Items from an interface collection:
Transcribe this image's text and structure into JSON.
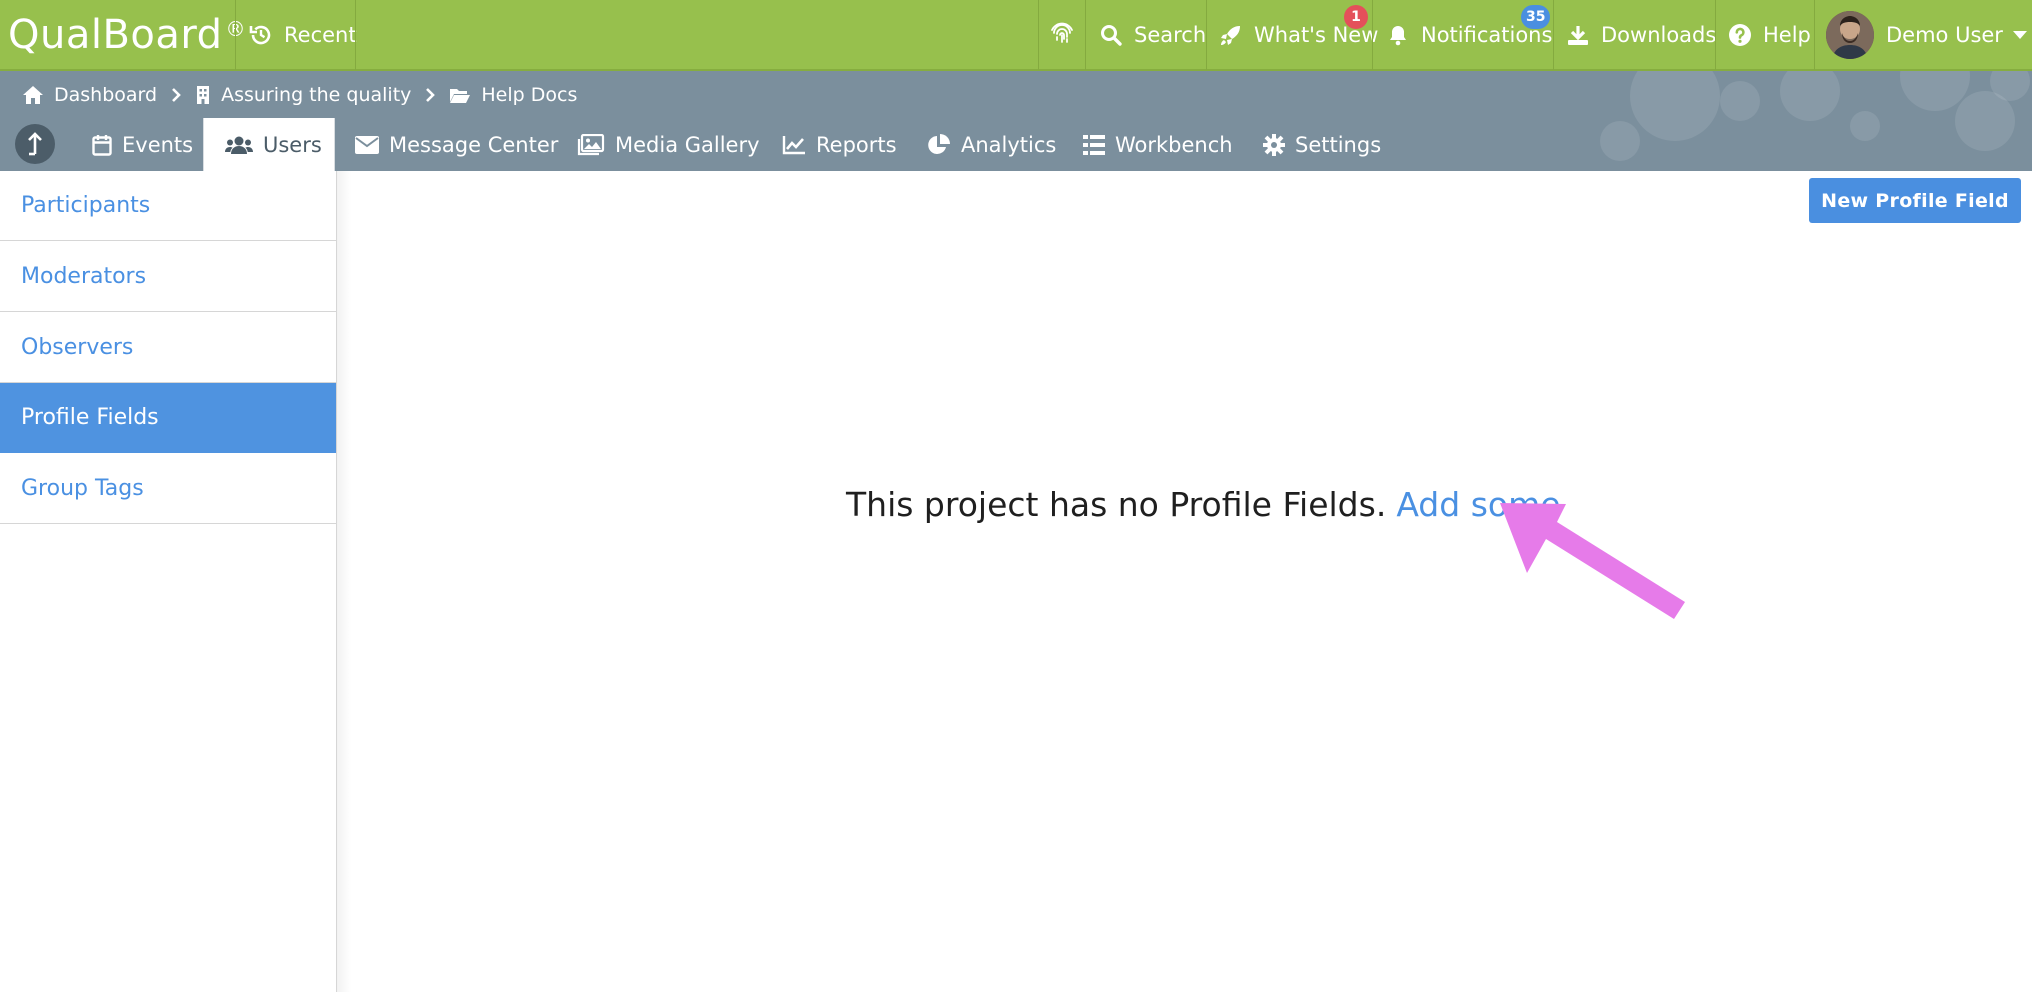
{
  "app": {
    "logo": "QualBoard",
    "logo_mark": "®"
  },
  "topbar": {
    "recent": "Recent",
    "search": "Search",
    "whats_new": "What's New",
    "whats_new_badge": "1",
    "notifications": "Notifications",
    "notifications_badge": "35",
    "downloads": "Downloads",
    "help": "Help",
    "user": "Demo User"
  },
  "breadcrumb": [
    "Dashboard",
    "Assuring the quality",
    "Help Docs"
  ],
  "tabs": [
    {
      "label": "Events",
      "icon": "calendar-icon"
    },
    {
      "label": "Users",
      "icon": "users-icon",
      "active": true
    },
    {
      "label": "Message Center",
      "icon": "envelope-icon"
    },
    {
      "label": "Media Gallery",
      "icon": "images-icon"
    },
    {
      "label": "Reports",
      "icon": "line-chart-icon"
    },
    {
      "label": "Analytics",
      "icon": "pie-chart-icon"
    },
    {
      "label": "Workbench",
      "icon": "list-icon"
    },
    {
      "label": "Settings",
      "icon": "gear-icon"
    }
  ],
  "sidebar": {
    "items": [
      {
        "label": "Participants"
      },
      {
        "label": "Moderators"
      },
      {
        "label": "Observers"
      },
      {
        "label": "Profile Fields",
        "active": true
      },
      {
        "label": "Group Tags"
      }
    ]
  },
  "main": {
    "new_button": "New Profile Field",
    "empty_text": "This project has no Profile Fields.",
    "empty_link": "Add some"
  },
  "colors": {
    "topbar": "#97c04d",
    "subbar": "#7b8f9d",
    "accent": "#4a90e2",
    "annotation_arrow": "#e67be9"
  }
}
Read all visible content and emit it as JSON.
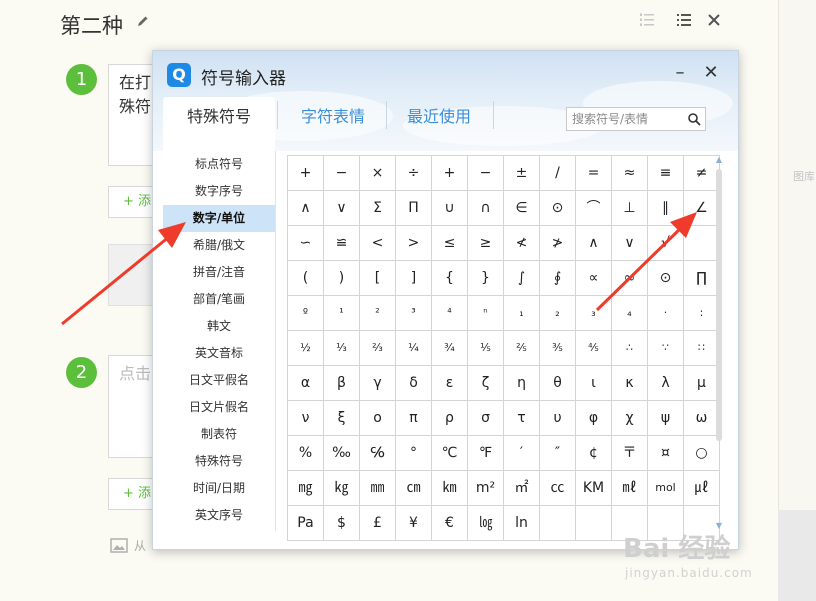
{
  "page": {
    "title": "第二种",
    "step1_number": "1",
    "step1_text": "在打\n殊符",
    "step2_number": "2",
    "step2_placeholder": "点击",
    "add_label_1": "+ 添",
    "add_label_2": "+ 添",
    "bottom_hint": "从",
    "right_panel_text": "图库"
  },
  "dialog": {
    "logo_letter": "Q",
    "title": "符号输入器",
    "minimize_label": "–",
    "close_label": "✕",
    "tabs": [
      {
        "label": "特殊符号",
        "active": true
      },
      {
        "label": "字符表情",
        "active": false
      },
      {
        "label": "最近使用",
        "active": false
      }
    ],
    "search_placeholder": "搜索符号/表情",
    "categories": [
      {
        "label": "标点符号",
        "active": false
      },
      {
        "label": "数字序号",
        "active": false
      },
      {
        "label": "数字/单位",
        "active": true
      },
      {
        "label": "希腊/俄文",
        "active": false
      },
      {
        "label": "拼音/注音",
        "active": false
      },
      {
        "label": "部首/笔画",
        "active": false
      },
      {
        "label": "韩文",
        "active": false
      },
      {
        "label": "英文音标",
        "active": false
      },
      {
        "label": "日文平假名",
        "active": false
      },
      {
        "label": "日文片假名",
        "active": false
      },
      {
        "label": "制表符",
        "active": false
      },
      {
        "label": "特殊符号",
        "active": false
      },
      {
        "label": "时间/日期",
        "active": false
      },
      {
        "label": "英文序号",
        "active": false
      }
    ],
    "symbols": [
      [
        "+",
        "−",
        "×",
        "÷",
        "+",
        "−",
        "±",
        "/",
        "=",
        "≈",
        "≡",
        "≠"
      ],
      [
        "∧",
        "∨",
        "Σ",
        "Π",
        "∪",
        "∩",
        "∈",
        "⊙",
        "⌒",
        "⊥",
        "∥",
        "∠"
      ],
      [
        "∽",
        "≌",
        "<",
        ">",
        "≤",
        "≥",
        "≮",
        "≯",
        "∧",
        "∨",
        "√",
        ""
      ],
      [
        "(",
        ")",
        "[",
        "]",
        "{",
        "}",
        "∫",
        "∮",
        "∝",
        "∞",
        "⊙",
        "∏"
      ],
      [
        "º",
        "¹",
        "²",
        "³",
        "⁴",
        "ⁿ",
        "₁",
        "₂",
        "₃",
        "₄",
        "·",
        ":"
      ],
      [
        "½",
        "⅓",
        "⅔",
        "¼",
        "¾",
        "⅕",
        "⅖",
        "⅗",
        "⅘",
        "∴",
        "∵",
        "∷"
      ],
      [
        "α",
        "β",
        "γ",
        "δ",
        "ε",
        "ζ",
        "η",
        "θ",
        "ι",
        "κ",
        "λ",
        "μ"
      ],
      [
        "ν",
        "ξ",
        "ο",
        "π",
        "ρ",
        "σ",
        "τ",
        "υ",
        "φ",
        "χ",
        "ψ",
        "ω"
      ],
      [
        "%",
        "‰",
        "℅",
        "°",
        "℃",
        "℉",
        "′",
        "″",
        "¢",
        "〒",
        "¤",
        "○"
      ],
      [
        "㎎",
        "㎏",
        "㎜",
        "㎝",
        "㎞",
        "m²",
        "㎡",
        "㏄",
        "KM",
        "㎖",
        "mol",
        "㎕"
      ],
      [
        "Pa",
        "$",
        "£",
        "¥",
        "€",
        "㏒",
        "ln",
        "",
        "",
        "",
        "",
        ""
      ]
    ]
  },
  "watermark": {
    "main": "Bai 经验",
    "sub": "jingyan.baidu.com"
  },
  "colors": {
    "accent_green": "#5cbf3c",
    "accent_blue": "#3a8fd9",
    "arrow_red": "#ee3b2c"
  }
}
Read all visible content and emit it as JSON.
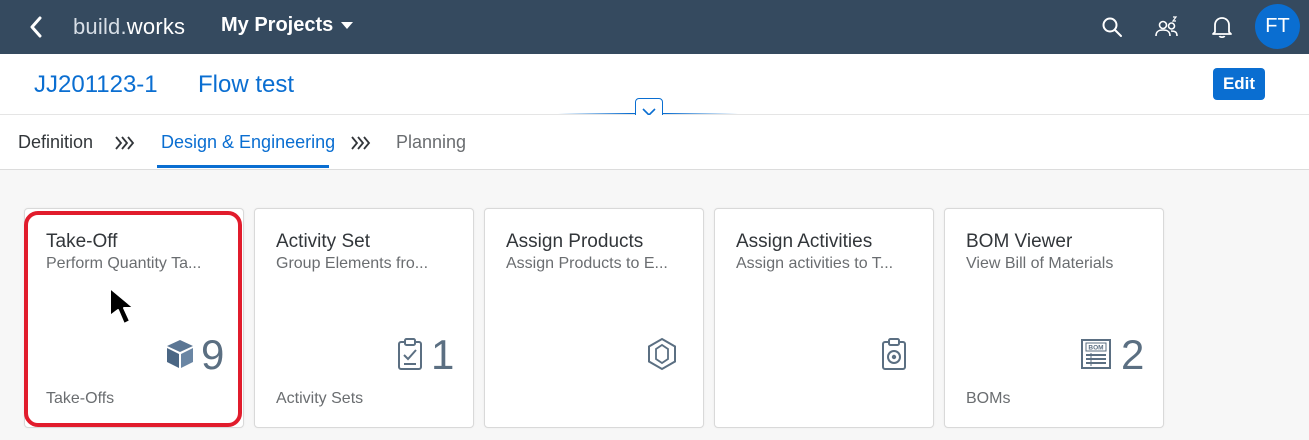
{
  "shell": {
    "brand_prefix": "build.",
    "brand_suffix": "works",
    "projects_menu": "My Projects",
    "avatar_initials": "FT",
    "colors": {
      "bar": "#354a5f",
      "accent": "#0a6ed1"
    }
  },
  "header": {
    "object_id": "JJ201123-1",
    "object_name": "Flow test",
    "edit_label": "Edit"
  },
  "tabs": [
    {
      "label": "Definition",
      "state": "normal"
    },
    {
      "label": "Design & Engineering",
      "state": "active"
    },
    {
      "label": "Planning",
      "state": "muted"
    }
  ],
  "tab_separator": "»",
  "tiles": [
    {
      "title": "Take-Off",
      "subtitle": "Perform Quantity Ta...",
      "kpi": "9",
      "footer": "Take-Offs",
      "icon": "cube-icon",
      "highlighted": true
    },
    {
      "title": "Activity Set",
      "subtitle": "Group Elements fro...",
      "kpi": "1",
      "footer": "Activity Sets",
      "icon": "clipboard-check-icon"
    },
    {
      "title": "Assign Products",
      "subtitle": "Assign Products to E...",
      "kpi": "",
      "footer": "",
      "icon": "product-hexagon-icon"
    },
    {
      "title": "Assign Activities",
      "subtitle": "Assign activities to T...",
      "kpi": "",
      "footer": "",
      "icon": "activity-target-icon"
    },
    {
      "title": "BOM Viewer",
      "subtitle": "View Bill of Materials",
      "kpi": "2",
      "footer": "BOMs",
      "icon": "bom-icon",
      "icon_text": "BOM"
    }
  ]
}
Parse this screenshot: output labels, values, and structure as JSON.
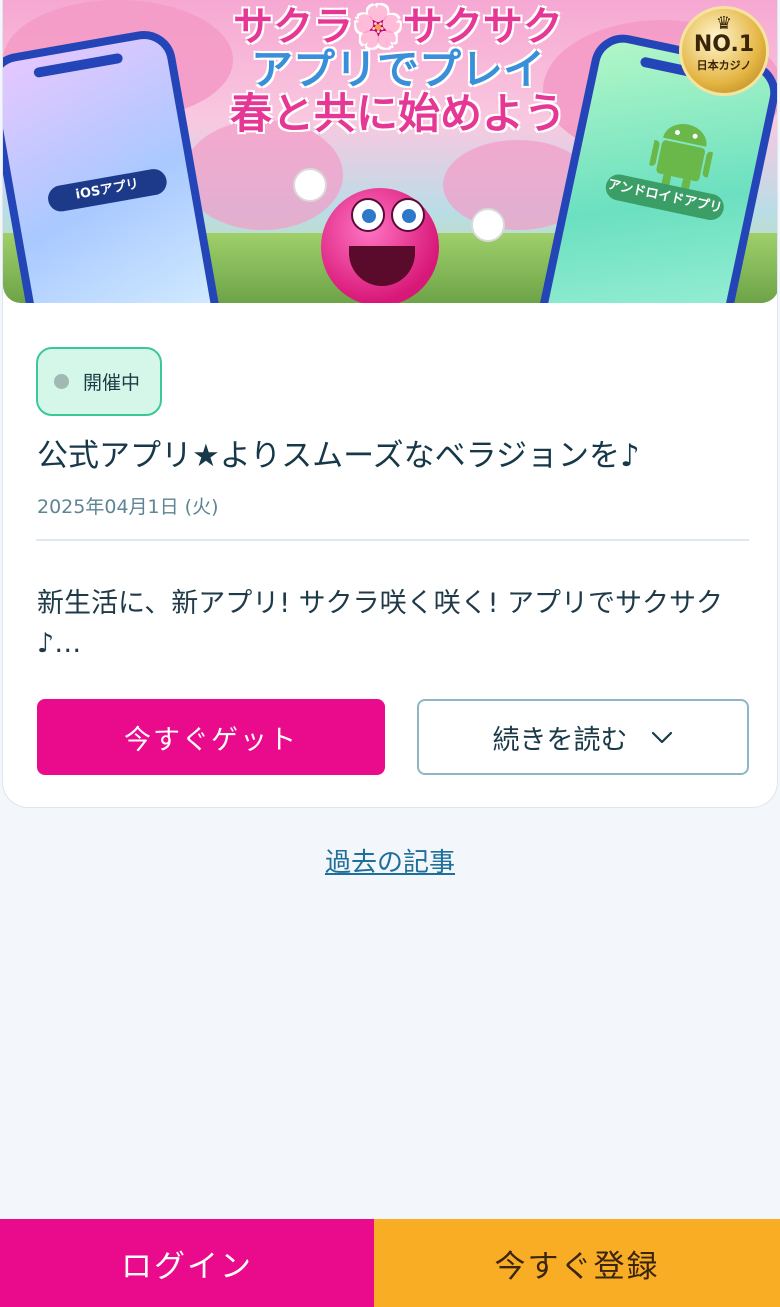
{
  "banner": {
    "title_line1": "サクラ🌸サクサク",
    "title_line2": "アプリでプレイ",
    "title_line3": "春と共に始めよう",
    "ios_tag": "iOSアプリ",
    "android_tag": "アンドロイドアプリ",
    "badge_no": "NO.1",
    "badge_sub": "日本カジノ"
  },
  "article": {
    "status": "開催中",
    "title": "公式アプリ★よりスムーズなベラジョンを♪",
    "date": "2025年04月1日 (火)",
    "excerpt": "新生活に、新アプリ! サクラ咲く咲く! アプリでサクサク♪…",
    "get_button": "今すぐゲット",
    "more_button": "続きを読む"
  },
  "past_link": "過去の記事",
  "footer": {
    "login": "ログイン",
    "register": "今すぐ登録"
  },
  "colors": {
    "primary_pink": "#ea0a8c",
    "register_orange": "#f8ad25",
    "status_green": "#3cc79a"
  }
}
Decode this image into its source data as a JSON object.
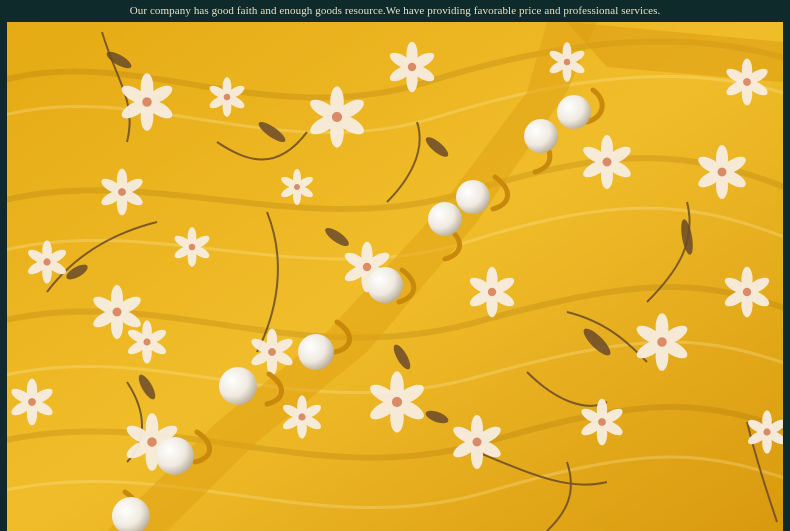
{
  "banner": {
    "text": "Our company has good faith and enough goods resource.We have providing favorable price and professional services."
  },
  "photo": {
    "subject": "yellow-floral-chiffon-blouse-with-pearl-buttons",
    "fabric_color": "#e9b21c",
    "flower_color": "#f6ecdf",
    "stem_color": "#6a4a2a",
    "pearl_color": "#f4f1ea",
    "loop_color": "#d89a12",
    "frame_color": "#0f2a2b"
  }
}
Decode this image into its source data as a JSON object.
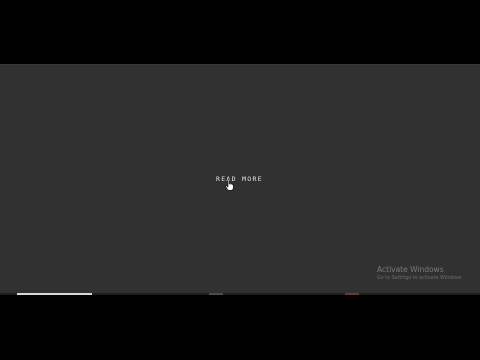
{
  "content": {
    "read_more_label": "READ MORE"
  },
  "watermark": {
    "title": "Activate Windows",
    "subtitle": "Go to Settings to activate Windows."
  },
  "player": {
    "progress_fraction": 0.25
  },
  "colors": {
    "screen_background": "#313131",
    "letterbox": "#000000",
    "progress_fill": "#d8d8d8"
  },
  "icons": {
    "cursor": "hand-pointer-icon"
  }
}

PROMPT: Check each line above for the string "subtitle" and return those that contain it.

PROBLEM SOLUTION:
      "subtitle": "Perform Quantity Ta...",
      "subtitle": "Group Elements fro...",
      "subtitle": "Assign Products to E...",
      "subtitle": "Assign activities to T...",
      "subtitle": "View Bill of Materials",
    "subtitle": "Go to Settings to activate Windows."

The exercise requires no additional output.